South Lafourche Airport Sees Growth Spurt

The South Lafourche Leonard Miller, Jr. Airport is undergoing improvements and has experienced a growth spurt. Picture courtesy of GLPC

Since being acquired by the Greater Lafourche Port Commission in 2001, the South Lafourche Leonard Miller, Jr. Airport has been undergoing a rapid transformation from small airport hub to a full-fledged air transport facility. 

After acquiring the airport the commission has pumped more than $15 million into improvements at the Galliano facility, improvements that have led to an increase in traffic at the airport by over 4,000 percent in the last 12 years.

In addition to the airport purchase, the port commission also acquired the surrounding 1,200 acres, which has allowed fixed wing operators to have a permanent presence at the airport. 

Plans also call for an industrial park to be developed on the site adjoining the air facility. 

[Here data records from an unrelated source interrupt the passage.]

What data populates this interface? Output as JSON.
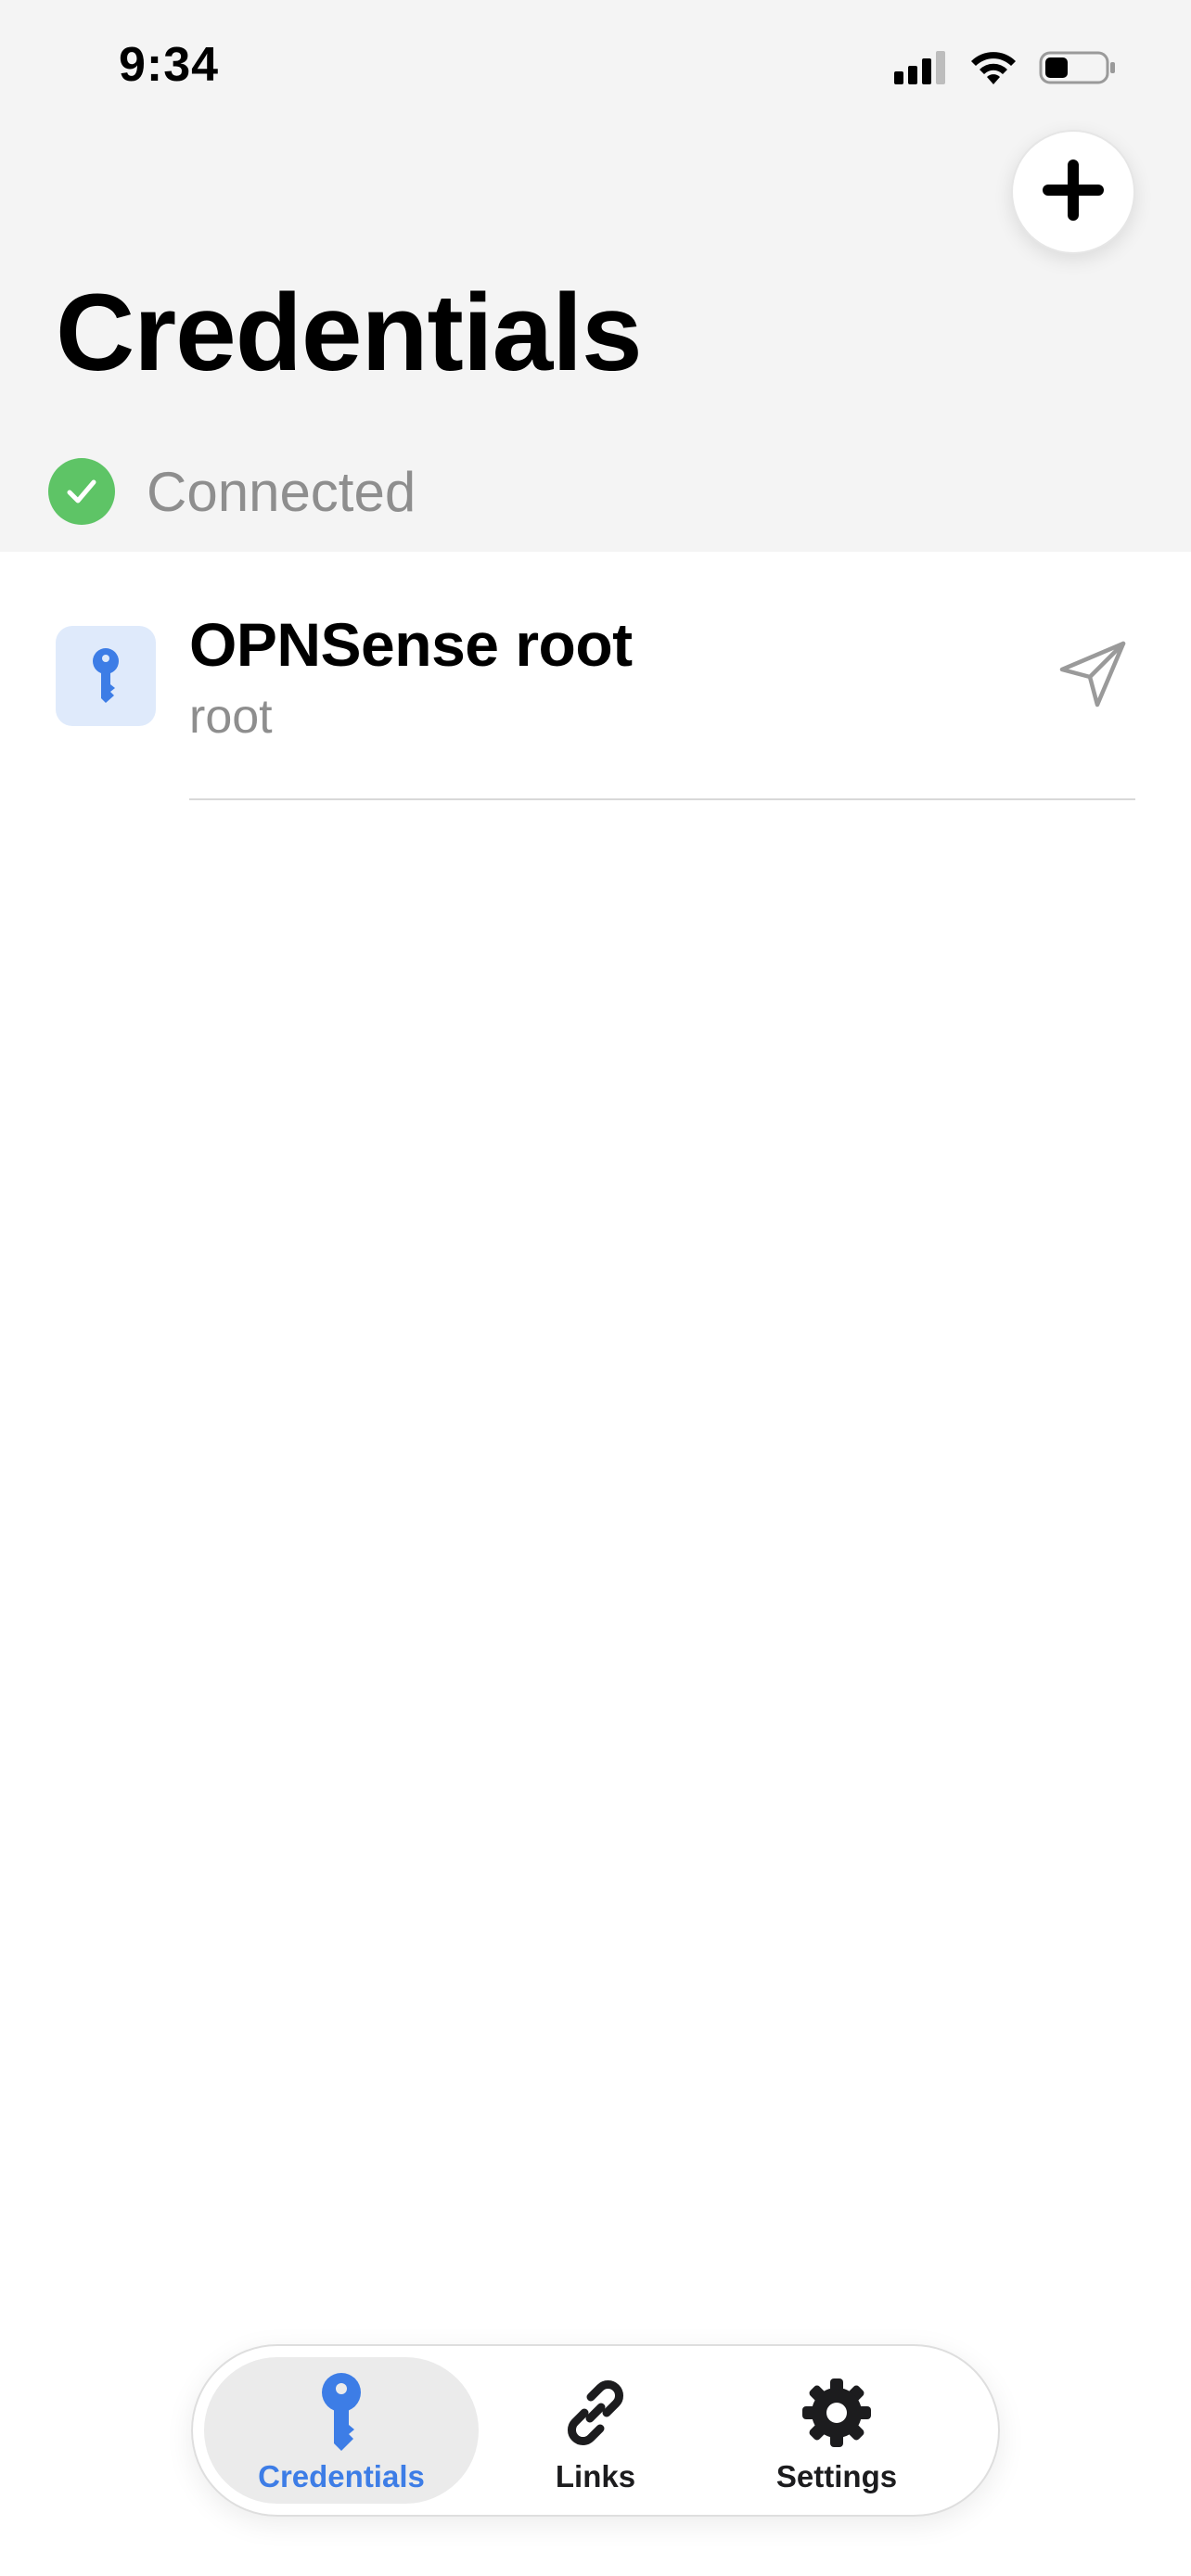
{
  "status_bar": {
    "time": "9:34"
  },
  "header": {
    "title": "Credentials",
    "connection_status": "Connected",
    "add_icon": "plus-icon"
  },
  "credentials": [
    {
      "title": "OPNSense root",
      "username": "root",
      "icon": "key-icon",
      "action_icon": "send-icon"
    }
  ],
  "tab_bar": {
    "tabs": [
      {
        "label": "Credentials",
        "icon": "key-icon",
        "active": true
      },
      {
        "label": "Links",
        "icon": "link-icon",
        "active": false
      },
      {
        "label": "Settings",
        "icon": "gear-icon",
        "active": false
      }
    ]
  },
  "colors": {
    "accent": "#3d7de6",
    "connected": "#5ec466",
    "header_bg": "#f4f4f4",
    "key_tile_bg": "#dfeafb"
  }
}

In 2007, the airport runway was extended in length from 3,800 feet to 6,500 feet, allowing larger planes to land including a 737 model if necessary. 

The facility is permitted to extend the runway to 8,000 feet, which would allow the largest corporate jets to land in addition to heavier type cargo planes.

In order to accommodate even heavier military type cargo aircraft, the airport is investigating ways to strengthen the runway in order to be able to land aircraft with weights up to 135,000 pounds.  The current runways are certified for 75,000 pounds. 

Once the runway extension was completed, a parallel taxiway was extended to 6,500 feet at a cost of $4.7 million and an instrument landing system (ILS) was completed in 2012.  Starting in November, a project will begin where the ramp, essentially a parking area for airplanes, will be increased in size by 50 percent. 

In January 2014, construction is scheduled to begin on a new $1.5 million; 3,000 square foot public terminal.   Inside will be public space as well as pilot and passenger lounges and offices for airport operations and harbor police. 

These improvements have led to new tenants seeking fixed space at the airport, including a major oil company that is expected to begin air operations on a 40-acre tract in September.

According to airport director Joe Wheeler, this new tenant alone will double the amount of aircraft based at the airport and will double the amount of monthly operations. 

An operation is considered to be either a takeoff or landing and the airport has seen exponential growth in the last decade in this area.  In 2001, the facility had one based aircraft and 500 operations a year.  As of 2013, the airport will have over 70 based aircraft and conduct nearly 21,000 operations a year. 

“It’s entirely possible, even likely, that at some point in the not too distant future that this airport could get to the threshold of 95,000 operations a year, which is the approximate minimum number that would allow us to put a control tower on the grounds,” said Wheeler.  “We’re growing quickly due to our unique location within a levee system and our proximity to the port as well as to excellent hunting and fishing grounds.  The future looks good.”